Since its birth in 2002, the Copyright Infringement Project has rapidly evolved from a useful archive to an important academic and professional tool. As the preeminent source of information on music copyright infringement disputes and decisions, the website has the potential to address the interests of a broad user group that includes attorneys, academics, musicians, journalists, and public at large. Thus far, the website has been referenced in various legal journals, academic magazines, national newspapers, online encyclopedias, and frequently visited blogs. The website is being used, not just as a starting point in research, but also as a means to obtain unique and in-depth information regarding copyright infringement cases. As the website expands, however, we are interested in learning more about what makes it useful for different users, so that we can more effectively satisfy the various and unique needs of the user-community. The following is a sampling, though by no means comprehensive, of how we believe the site has been used thus far.
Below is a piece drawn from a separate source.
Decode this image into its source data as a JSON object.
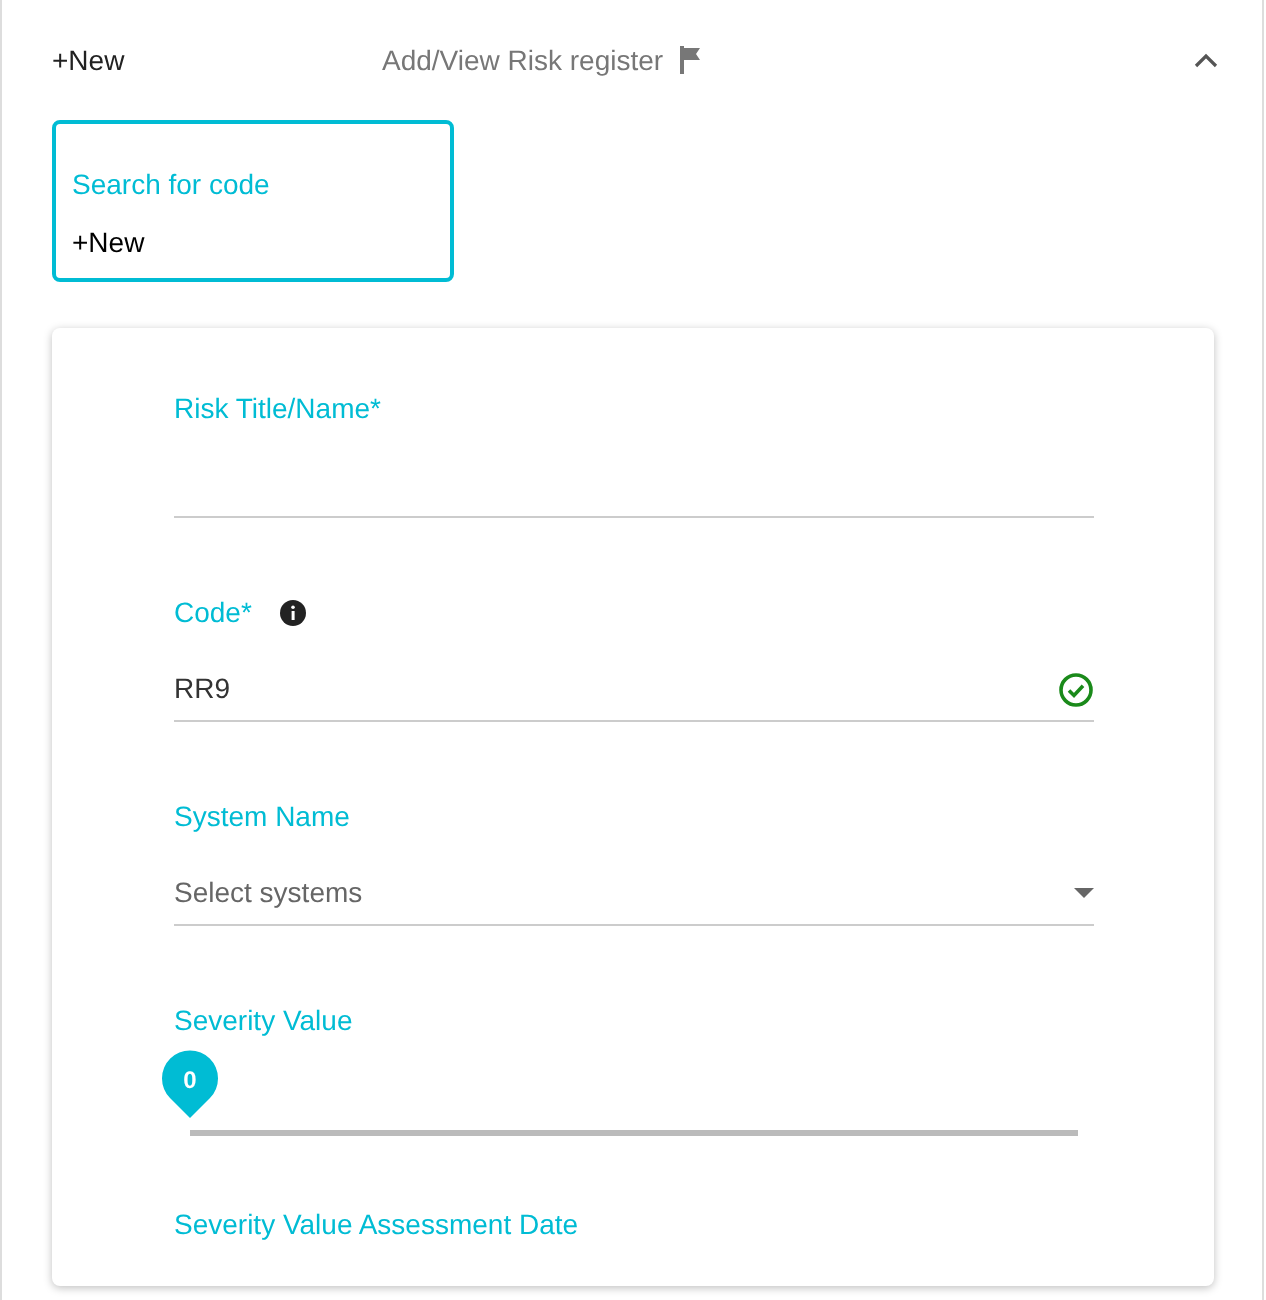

Among various user groups, the site has been a valuable resource for journalists, as well as the public at large, in keeping abreast of noteworthy disputes. For instance, journalists from the Richmond Times Dispatch, and MSN.com, among others, referenced the site when reporting on Coldplay’s copyright infringement dispute regarding “Vida La Vida.” The popular dispute garnered much media attention, and the Copyright Infringement Website proved to be a valuable source of information as it was the only website to provide both legal documentation regarding the case as well as actual clips of the musical works in dispute.
This unique feature is perhaps why Lisa Napoli, a writer for the New York Times, hailed the website as “[b]etter than a textbook, and used by professors around the world,” noting that “the site offers clips of music to bring the disputes to life.” Indeed, the fact that the website allows access to both rare and popular works, is valuable for not just the parties involved in these disputes, (as noted in this MSN.com article), but also for the journalists who strive to most accurately report on them.
Musicians, likewise, have found the website to be a helpful tool. The website is regularly referenced in informational websites and blogs, devoted to those in the music industry or profession. Most commonly, the site is offered as a tool in learning about protecting one’s own musical creation. For example, Suit101.com referenced the site in its article “How to Copyright a Song.” Other sites like UltimateGuitar.com and eHow.com include it in their summaries of copyright infringement and music plagiarism. In addition, the Association of Independent Music Publishers, along with Music Industry Newswire both reference the site in their respective websites. The Society for Music Theory has also mentioned the website in it’s talk-list, conducted through emails. Music scholars, theorists, and composers have found the website useful when discussing older and rarer works.
For musicians, it seems, the Copyright Infringement Website is a useful in educating themselves regarding their rights as artists. Learning about precedent cases as well as the standards involved in what is regarded as a “copy,” can offer guidance when protecting their own work. Additionally, it can be a place for musicians, as well as other artists, to contemplate issues surrounding their profession. James Boyle of P2PFoundation.com, a website devoted to peer-to-peer technology and society, commends the Copyright Infringement Website for being “an extremely useful educational site that gives examples of cases alleging musical copyright infringement, including the relevant sound files.” He explains that the website is unique in that it “allow[s] you to experiment with [music and copyright] issues online.”
The website has also proven to be noteworthy among scholars, academics, librarians, as well as law and university students. The Villanova Law Review referenced the website as an example of “a web-based, searchable, browseable, topic-specific databases of statutes, cases, and other materials,” an increasingly effective and popular tool among scholars and academics. David G. Epstein, for instance, was able to use the site to find two musical clips--“He's So Fine” and “My Sweet Lord”—when illustrating the difficulty in explaining the difference between equitable subordination and recharacterization, in an article published in the Practising Law Institute’s Commercial Law and Practice Course Handbook Series. Though the article discussed issues in bankruptcy law, the website was still useful and accessible to him when researching his cleverly crafted analogy. In addition to academic journals, the website has been mentioned on various online encyclopedias as well as magazines. Wikipedia.com references the website on two occasions—once in an article devoted to Judge Kevin Duffy, whose opinion on Grand Upright v. Warner is housed in the website, and also, more broadly, in another article devoted to music plagiarism.